29th March 2016
As you learn a little more about the services we offer at CRGH, you may hear something about karyomapping and wonder what that is, exactly.
Honestly, we’re very excited to be able to offer this new technique to our fertility treatment patients! Karyomapping is an amazing breakthrough as far as genetic screenings go because it is quick, simple, and allows potential parents that are known to be carriers of an inherited condition the chance to avoid passing that disorder or illness down to their children.
Karyomapping is ideal for a number of people. Couples that already have an affected child, those that already know their family history of a particular disorder, and those that have had their DNA tested to confirm the presence of a defective gene are all good candidates for this technique. Through karyomapping, embryos are screened before implantation in the uterus, a practice called preimplanation genetic diagnosis (PGD).

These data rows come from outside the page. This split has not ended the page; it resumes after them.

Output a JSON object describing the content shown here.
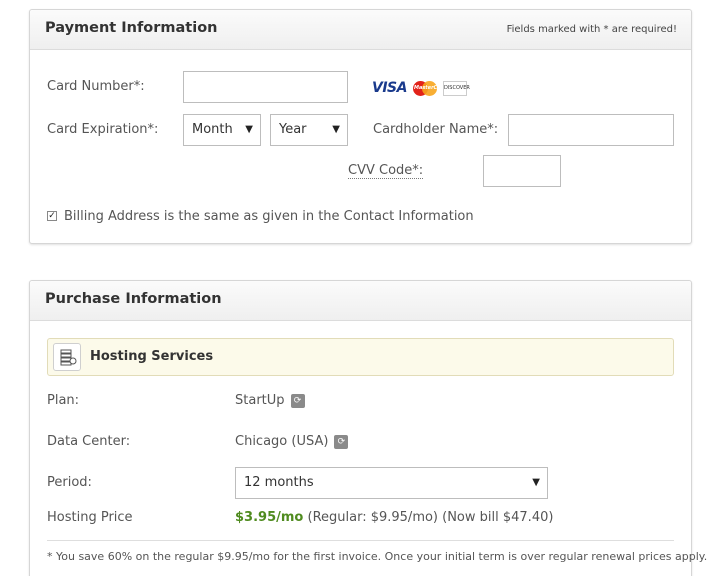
{
  "payment": {
    "title": "Payment Information",
    "required_note": "Fields marked with * are required!",
    "card_number_label": "Card Number*:",
    "card_expiration_label": "Card Expiration*:",
    "month_select": "Month",
    "year_select": "Year",
    "cardholder_label": "Cardholder Name*:",
    "cvv_label": "CVV Code*:",
    "billing_checkbox_label": "Billing Address is the same as given in the Contact Information",
    "billing_checked": true,
    "card_logos": [
      "VISA",
      "MasterCard",
      "DISCOVER"
    ]
  },
  "purchase": {
    "title": "Purchase Information",
    "service_title": "Hosting Services",
    "plan_label": "Plan:",
    "plan_value": "StartUp",
    "datacenter_label": "Data Center:",
    "datacenter_value": "Chicago (USA)",
    "period_label": "Period:",
    "period_value": "12 months",
    "price_label": "Hosting Price",
    "price_value": "$3.95/mo",
    "price_detail": "(Regular: $9.95/mo) (Now bill $47.40)",
    "footnote": "* You save 60% on the regular $9.95/mo for the first invoice. Once your initial term is over regular renewal prices apply."
  },
  "icons": {
    "select_arrow": "triangle-down",
    "refresh": "refresh-icon",
    "service": "server-stack-icon"
  },
  "colors": {
    "price_green": "#4f8b1f",
    "service_bar_bg": "#fcfaea",
    "visa_blue": "#1a3a8c"
  }
}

When couples come to CRGH for fertility treatments, which often involve in vitro fertilisation (IVF), karyomapping and PGD is highly recommended because it helps reduce the chance that a foetus will be affected by a particular genetic disorder and will reduce the risk of miscarriage or failed implantation. In other words, it is linked to more babies!

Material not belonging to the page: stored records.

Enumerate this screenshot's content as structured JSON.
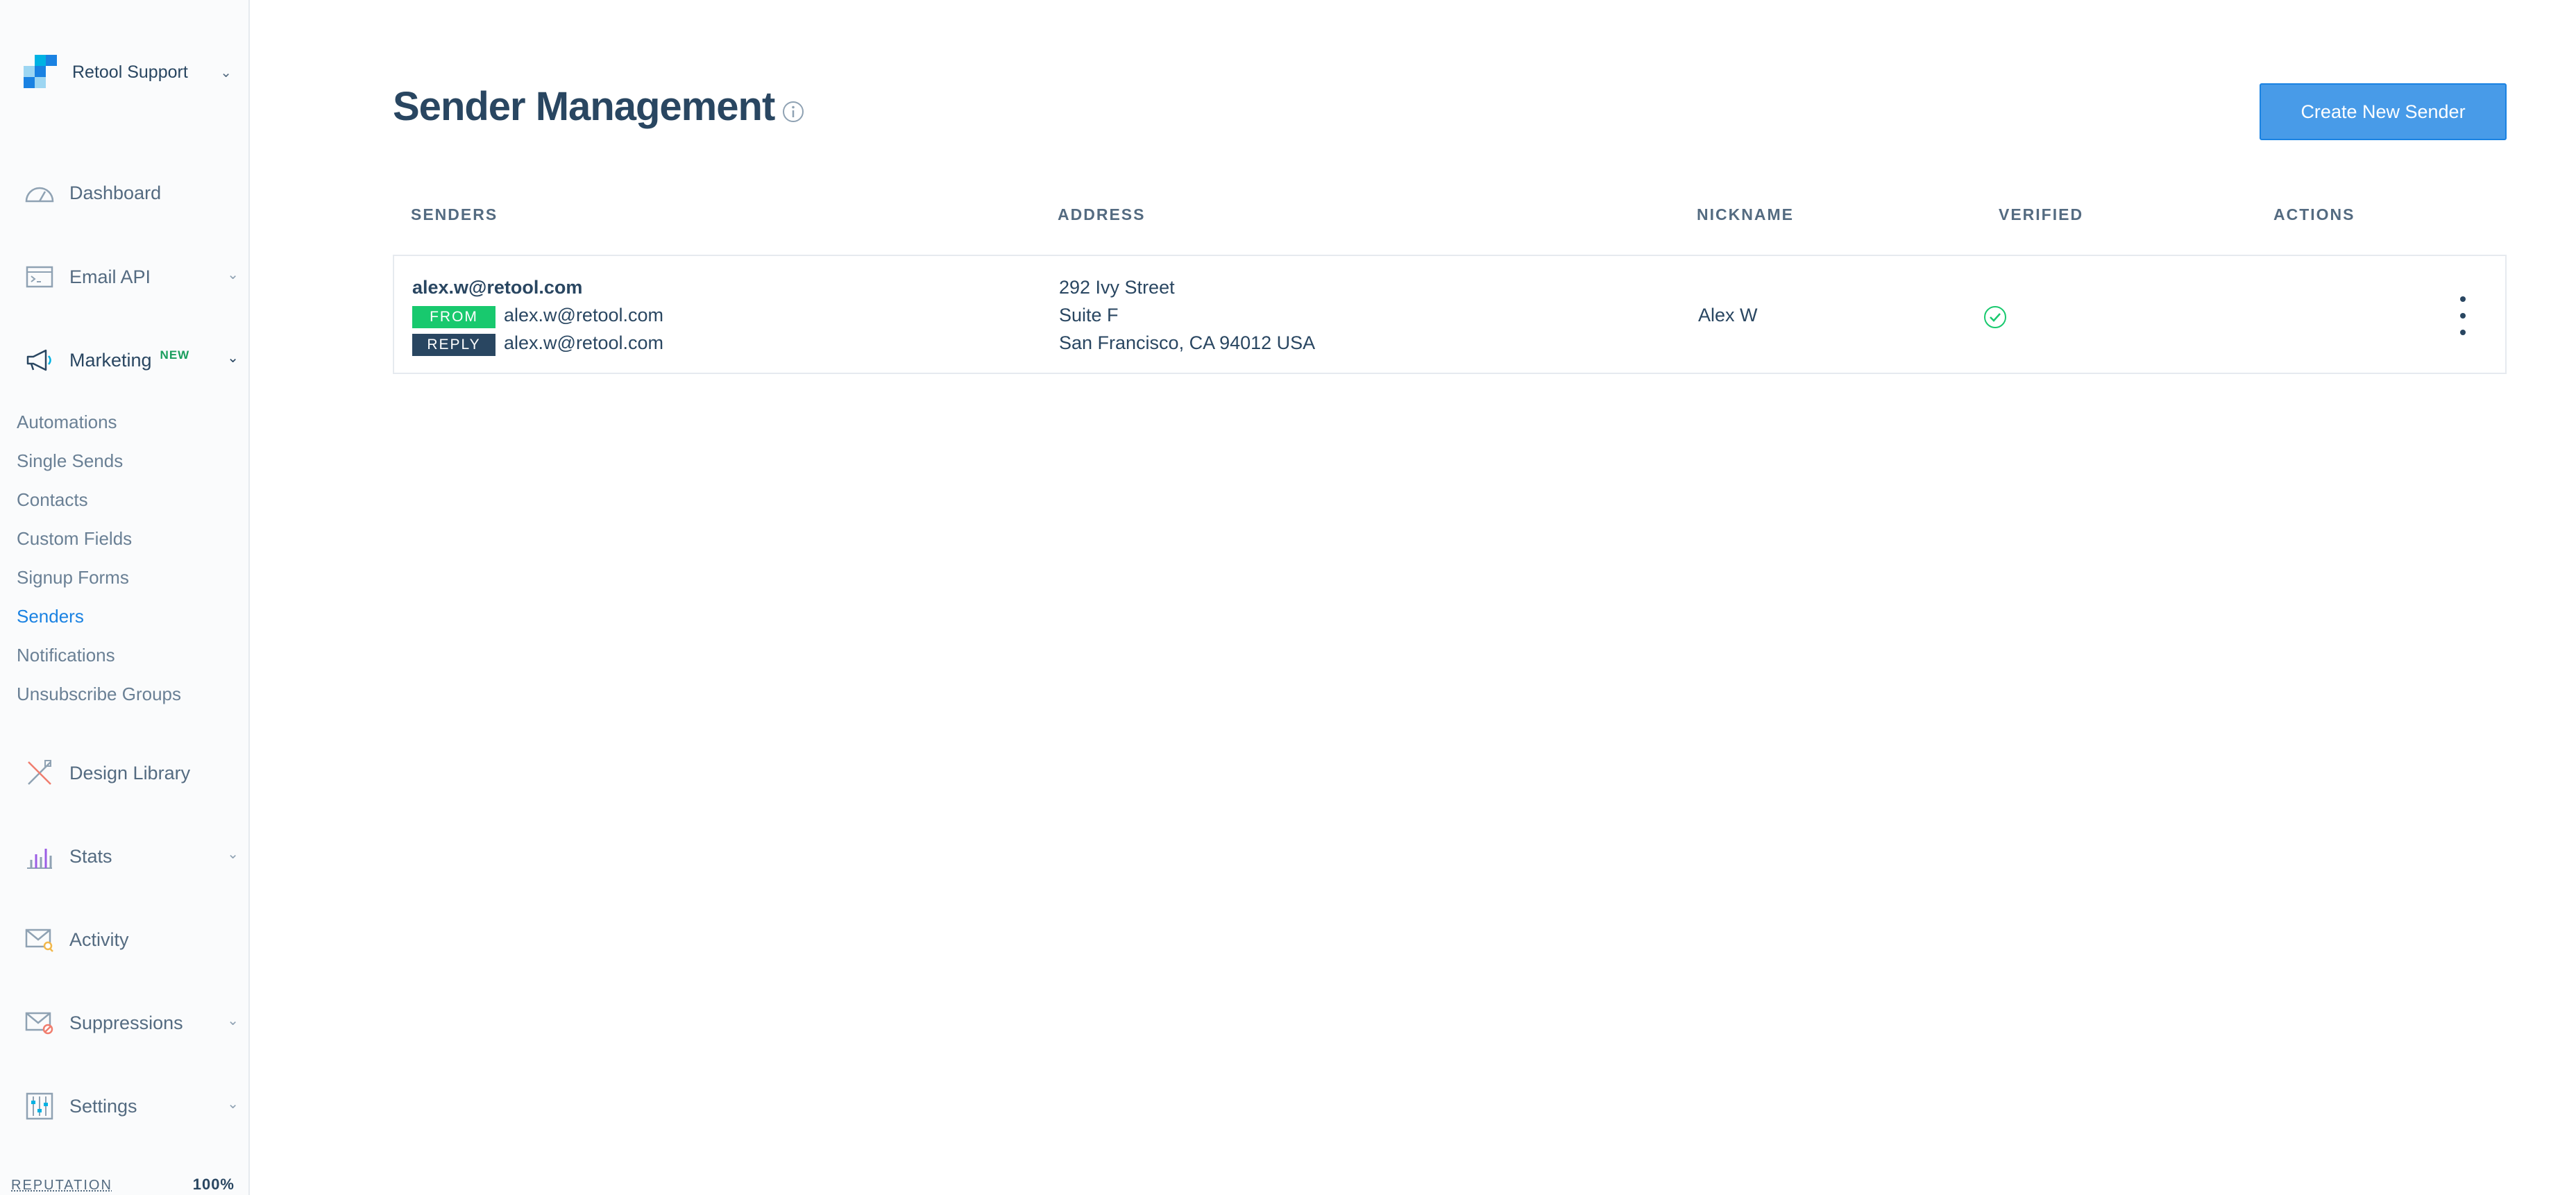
{
  "account": {
    "name": "Retool Support"
  },
  "nav": {
    "dashboard": "Dashboard",
    "email_api": "Email API",
    "marketing": "Marketing",
    "marketing_badge": "NEW",
    "design_library": "Design Library",
    "stats": "Stats",
    "activity": "Activity",
    "suppressions": "Suppressions",
    "settings": "Settings"
  },
  "marketing_sub": {
    "automations": "Automations",
    "single_sends": "Single Sends",
    "contacts": "Contacts",
    "custom_fields": "Custom Fields",
    "signup_forms": "Signup Forms",
    "senders": "Senders",
    "notifications": "Notifications",
    "unsubscribe_groups": "Unsubscribe Groups"
  },
  "reputation": {
    "label": "REPUTATION",
    "value": "100%"
  },
  "page": {
    "title": "Sender Management",
    "create_button": "Create New Sender"
  },
  "table": {
    "headers": {
      "senders": "SENDERS",
      "address": "ADDRESS",
      "nickname": "NICKNAME",
      "verified": "VERIFIED",
      "actions": "ACTIONS"
    },
    "rows": [
      {
        "sender": "alex.w@retool.com",
        "from_tag": "FROM",
        "from_email": "alex.w@retool.com",
        "reply_tag": "REPLY",
        "reply_email": "alex.w@retool.com",
        "address_line1": "292 Ivy Street",
        "address_line2": "Suite F",
        "address_line3": "San Francisco, CA 94012 USA",
        "nickname": "Alex W"
      }
    ]
  },
  "colors": {
    "accent": "#1a82e2",
    "button": "#489be8",
    "from_tag": "#18c96e",
    "reply_tag": "#294661",
    "verified": "#18c96e",
    "text": "#294661"
  }
}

Karyomapping has a much more generalised application than our highly specialised PGD efforts, which typically look for a specific mutation. With karyomapping, the scope is much broader because it is tracking affected genes throughout a family and can identify more than one inherited condition. Additionally, it will also identify any chromosomal abnormalities that may be present.
The whole procedure is simple – we’ll take a blood sample or cheek swab from the potential parents as well as any relevant relatives. Relevant relatives may be the couple’s parents or perhaps a child they have that already has a particular disorder. The test looks at about 300,000 different points and finds a ‘fingerprint’ that is unique to chromosomes that carry defective genes. This helps doctors identify those embryos that are more likely to develop into babies with genetic disorders or may have less of a chance of implanting and being carried to term.
It is important to understand that CRGH has an exclusive contract with NHS England to carry out such genetic testing and is fully licensed through the Human Fertilisation and Embryology Authority (HFEA). It is also important to understand that karyomapping and PGD are nothing more than genetic screenings, for diagnostic purposes only – we never alter or change genes.